- [Goal of the exercise] Reproduce the data exactly; no word may be added or dropped.

- [Data shown]

-------------------------

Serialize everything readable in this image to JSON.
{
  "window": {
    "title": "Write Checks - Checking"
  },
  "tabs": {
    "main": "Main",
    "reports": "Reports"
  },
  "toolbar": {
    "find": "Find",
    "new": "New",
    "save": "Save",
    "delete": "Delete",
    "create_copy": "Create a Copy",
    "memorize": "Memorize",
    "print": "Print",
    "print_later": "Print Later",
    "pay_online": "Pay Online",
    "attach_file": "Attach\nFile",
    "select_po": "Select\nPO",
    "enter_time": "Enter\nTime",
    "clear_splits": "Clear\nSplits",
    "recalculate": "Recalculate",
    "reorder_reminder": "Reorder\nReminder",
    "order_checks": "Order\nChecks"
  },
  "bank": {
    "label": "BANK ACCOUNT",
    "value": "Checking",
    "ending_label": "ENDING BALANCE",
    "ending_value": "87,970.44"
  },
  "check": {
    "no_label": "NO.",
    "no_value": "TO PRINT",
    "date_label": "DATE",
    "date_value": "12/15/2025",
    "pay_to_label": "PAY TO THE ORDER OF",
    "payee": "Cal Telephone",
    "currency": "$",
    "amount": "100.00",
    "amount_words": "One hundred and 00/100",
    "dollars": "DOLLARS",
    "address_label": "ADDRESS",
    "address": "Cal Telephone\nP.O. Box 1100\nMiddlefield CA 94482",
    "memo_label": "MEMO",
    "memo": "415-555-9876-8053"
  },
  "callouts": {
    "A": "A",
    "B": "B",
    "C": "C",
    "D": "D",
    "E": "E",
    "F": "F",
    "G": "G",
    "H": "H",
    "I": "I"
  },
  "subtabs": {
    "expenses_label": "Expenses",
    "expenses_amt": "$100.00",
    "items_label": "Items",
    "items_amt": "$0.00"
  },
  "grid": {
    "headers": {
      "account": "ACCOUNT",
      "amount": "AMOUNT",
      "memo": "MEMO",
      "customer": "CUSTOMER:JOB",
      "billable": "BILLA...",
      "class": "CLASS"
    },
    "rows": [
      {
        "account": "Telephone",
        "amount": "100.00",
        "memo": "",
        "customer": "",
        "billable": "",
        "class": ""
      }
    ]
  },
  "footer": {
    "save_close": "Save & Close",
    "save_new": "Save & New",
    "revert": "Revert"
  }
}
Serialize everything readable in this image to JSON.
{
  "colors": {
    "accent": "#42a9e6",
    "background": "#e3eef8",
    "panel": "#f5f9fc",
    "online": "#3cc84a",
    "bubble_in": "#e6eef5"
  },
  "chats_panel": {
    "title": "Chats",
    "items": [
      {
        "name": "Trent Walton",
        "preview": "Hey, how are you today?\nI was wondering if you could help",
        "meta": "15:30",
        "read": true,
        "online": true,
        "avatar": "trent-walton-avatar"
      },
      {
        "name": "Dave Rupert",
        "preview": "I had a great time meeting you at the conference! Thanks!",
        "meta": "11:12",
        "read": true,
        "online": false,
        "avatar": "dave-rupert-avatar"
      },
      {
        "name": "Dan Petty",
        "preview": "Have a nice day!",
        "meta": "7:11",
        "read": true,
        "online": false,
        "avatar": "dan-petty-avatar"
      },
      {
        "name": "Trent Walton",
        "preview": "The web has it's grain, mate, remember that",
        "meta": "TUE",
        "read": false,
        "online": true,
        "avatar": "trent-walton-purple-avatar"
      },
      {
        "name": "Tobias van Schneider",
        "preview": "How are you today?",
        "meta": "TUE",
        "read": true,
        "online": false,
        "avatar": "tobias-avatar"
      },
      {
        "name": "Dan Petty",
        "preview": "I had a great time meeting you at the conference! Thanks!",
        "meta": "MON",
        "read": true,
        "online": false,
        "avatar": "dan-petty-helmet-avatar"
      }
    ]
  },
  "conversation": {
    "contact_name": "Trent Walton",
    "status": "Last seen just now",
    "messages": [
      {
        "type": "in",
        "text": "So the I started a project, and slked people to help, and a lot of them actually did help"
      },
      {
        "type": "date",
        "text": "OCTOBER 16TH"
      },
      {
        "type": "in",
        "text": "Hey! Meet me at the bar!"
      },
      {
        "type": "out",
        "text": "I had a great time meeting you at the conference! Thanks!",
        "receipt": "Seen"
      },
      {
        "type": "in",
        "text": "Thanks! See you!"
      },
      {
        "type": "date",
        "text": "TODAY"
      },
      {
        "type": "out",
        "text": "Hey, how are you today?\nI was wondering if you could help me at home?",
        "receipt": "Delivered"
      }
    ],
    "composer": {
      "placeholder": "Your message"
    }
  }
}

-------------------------

- [Worked solution]
Serialize everything readable in this image to JSON.
{
  "window": {
    "title": "Write Checks - Checking"
  },
  "tabs": {
    "main": "Main",
    "reports": "Reports"
  },
  "toolbar": {
    "find": "Find",
    "new": "New",
    "save": "Save",
    "delete": "Delete",
    "create_copy": "Create a Copy",
    "memorize": "Memorize",
    "print": "Print",
    "print_later": "Print Later",
    "pay_online": "Pay Online",
    "attach_file": "Attach\nFile",
    "select_po": "Select\nPO",
    "enter_time": "Enter\nTime",
    "clear_splits": "Clear\nSplits",
    "recalculate": "Recalculate",
    "reorder_reminder": "Reorder\nReminder",
    "order_checks": "Order\nChecks"
  },
  "bank": {
    "label": "BANK ACCOUNT",
    "value": "Checking",
    "ending_label": "ENDING BALANCE",
    "ending_value": "87,970.44"
  },
  "check": {
    "no_label": "NO.",
    "no_value": "TO PRINT",
    "date_label": "DATE",
    "date_value": "12/15/2025",
    "pay_to_label": "PAY TO THE ORDER OF",
    "payee": "Cal Telephone",
    "currency": "$",
    "amount": "100.00",
    "amount_words": "One hundred and 00/100",
    "dollars": "DOLLARS",
    "address_label": "ADDRESS",
    "address": "Cal Telephone\nP.O. Box 1100\nMiddlefield CA 94482",
    "memo_label": "MEMO",
    "memo": "415-555-9876-8053"
  },
  "callouts": {
    "A": "A",
    "B": "B",
    "C": "C",
    "D": "D",
    "E": "E",
    "F": "F",
    "G": "G",
    "H": "H",
    "I": "I"
  },
  "subtabs": {
    "expenses_label": "Expenses",
    "expenses_amt": "$100.00",
    "items_label": "Items",
    "items_amt": "$0.00"
  },
  "grid": {
    "headers": {
      "account": "ACCOUNT",
      "amount": "AMOUNT",
      "memo": "MEMO",
      "customer": "CUSTOMER:JOB",
      "billable": "BILLA...",
      "class": "CLASS"
    },
    "rows": [
      {
        "account": "Telephone",
        "amount": "100.00",
        "memo": "",
        "customer": "",
        "billable": "",
        "class": ""
      }
    ]
  },
  "footer": {
    "save_close": "Save & Close",
    "save_new": "Save & New",
    "revert": "Revert"
  }
}
Serialize everything readable in this image to JSON.
{
  "colors": {
    "accent": "#42a9e6",
    "background": "#e3eef8",
    "panel": "#f5f9fc",
    "online": "#3cc84a",
    "bubble_in": "#e6eef5"
  },
  "chats_panel": {
    "title": "Chats",
    "items": [
      {
        "name": "Trent Walton",
        "preview": "Hey, how are you today?\nI was wondering if you could help",
        "meta": "15:30",
        "read": true,
        "online": true,
        "avatar": "trent-walton-avatar"
      },
      {
        "name": "Dave Rupert",
        "preview": "I had a great time meeting you at the conference! Thanks!",
        "meta": "11:12",
        "read": true,
        "online": false,
        "avatar": "dave-rupert-avatar"
      },
      {
        "name": "Dan Petty",
        "preview": "Have a nice day!",
        "meta": "7:11",
        "read": true,
        "online": false,
        "avatar": "dan-petty-avatar"
      },
      {
        "name": "Trent Walton",
        "preview": "The web has it's grain, mate, remember that",
        "meta": "TUE",
        "read": false,
        "online": true,
        "avatar": "trent-walton-purple-avatar"
      },
      {
        "name": "Tobias van Schneider",
        "preview": "How are you today?",
        "meta": "TUE",
        "read": true,
        "online": false,
        "avatar": "tobias-avatar"
      },
      {
        "name": "Dan Petty",
        "preview": "I had a great time meeting you at the conference! Thanks!",
        "meta": "MON",
        "read": true,
        "online": false,
        "avatar": "dan-petty-helmet-avatar"
      }
    ]
  },
  "conversation": {
    "contact_name": "Trent Walton",
    "status": "Last seen just now",
    "messages": [
      {
        "type": "in",
        "text": "So the I started a project, and slked people to help, and a lot of them actually did help"
      },
      {
        "type": "date",
        "text": "OCTOBER 16TH"
      },
      {
        "type": "in",
        "text": "Hey! Meet me at the bar!"
      },
      {
        "type": "out",
        "text": "I had a great time meeting you at the conference! Thanks!",
        "receipt": "Seen"
      },
      {
        "type": "in",
        "text": "Thanks! See you!"
      },
      {
        "type": "date",
        "text": "TODAY"
      },
      {
        "type": "out",
        "text": "Hey, how are you today?\nI was wondering if you could help me at home?",
        "receipt": "Delivered"
      }
    ],
    "composer": {
      "placeholder": "Your message"
    }
  }
}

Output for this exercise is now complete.